In 2008, Princeton University took a survey of students to determine the sexual assault statistics at the school. The results of the survey were never published.
Just a few days ago, Princeton’s student paper, The Daily Princetonian, obtained and published the results from Princeton’s 2008 Sexual Experiences Survey. It shows that one in six female undergraduates was the victim of sexual assault — a ratio just slightly lower than the national average, but higher than the reported incidents at the school.
But the administration has not been forthcoming with its rationale for withholding the results. In an interview with the school paper, faculty explained only that they didn’t want to draw “unwanted attention” to the school by publishing the statistics:
It remains unclear why the survey was never publicly released, but one University administrator said the University did not want to draw unwanted attention by publicizing the report’s findings when they were in line with national averages. […]
Although she explained she was not aware of the precise reasons the survey’s results were kept private, [Amada Sandoval, Director of the Women’s Center] said the results were probably never released because they were consistent with national averages and because other universities do not publicize such data.“Anything about Princeton goes international, practically, and no other universities do that, so does Princeton want to be the one to say that this many of our students are sexually assaulted? I don’t think so,” Sandoval said.

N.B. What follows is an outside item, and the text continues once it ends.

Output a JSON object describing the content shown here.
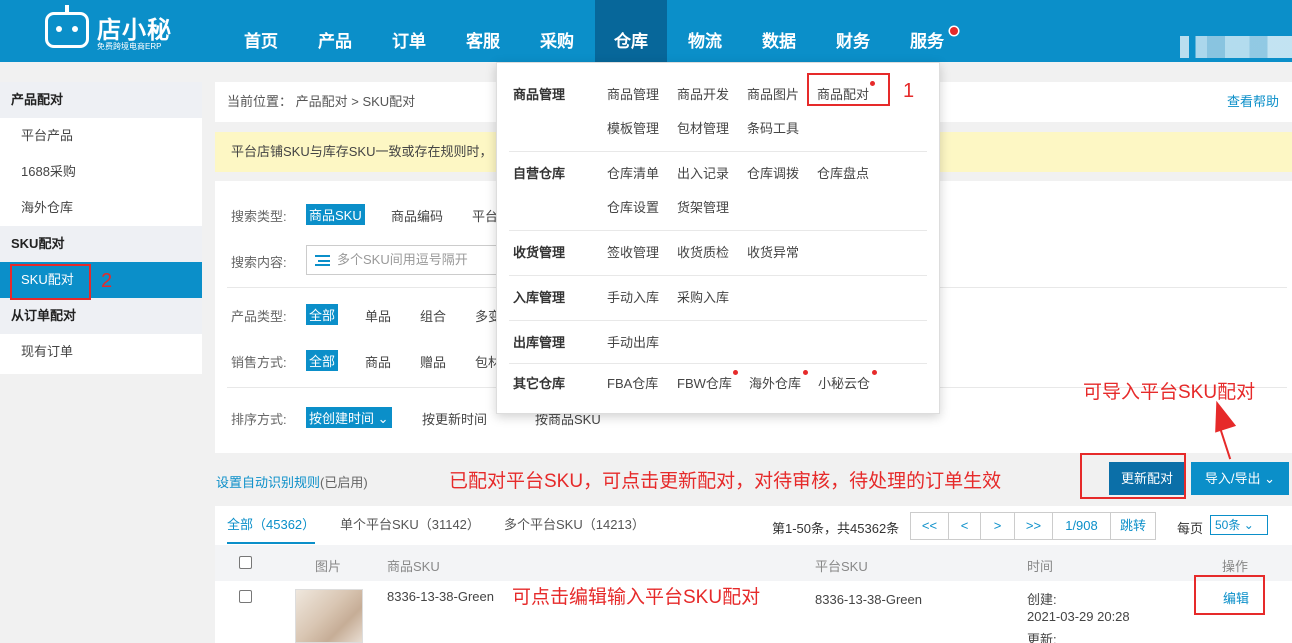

In a later article, a different Princeton spokesperson, Martin Mbugua, explained that the results were meant to be internal:
“Let me note that the 2008 survey was taken for the purpose of informing internal planning and programming and was used for that purpose,” Mbugua said. “Those conducting the survey did not think of it as a survey whose results would be published.”
Now that the old survey results have been revealed, Princeton students are petitioning the administration to issue a new Sexual Experiences Survey. But Princeton’s Director of the Survey Research Center believes that won’t be necessary, since the school is participating in a larger student health and well-being study through the American College Health Association. It is not yet known whether the results of that survey will be made public, though they have been in past years.
(HT: Madame Noir)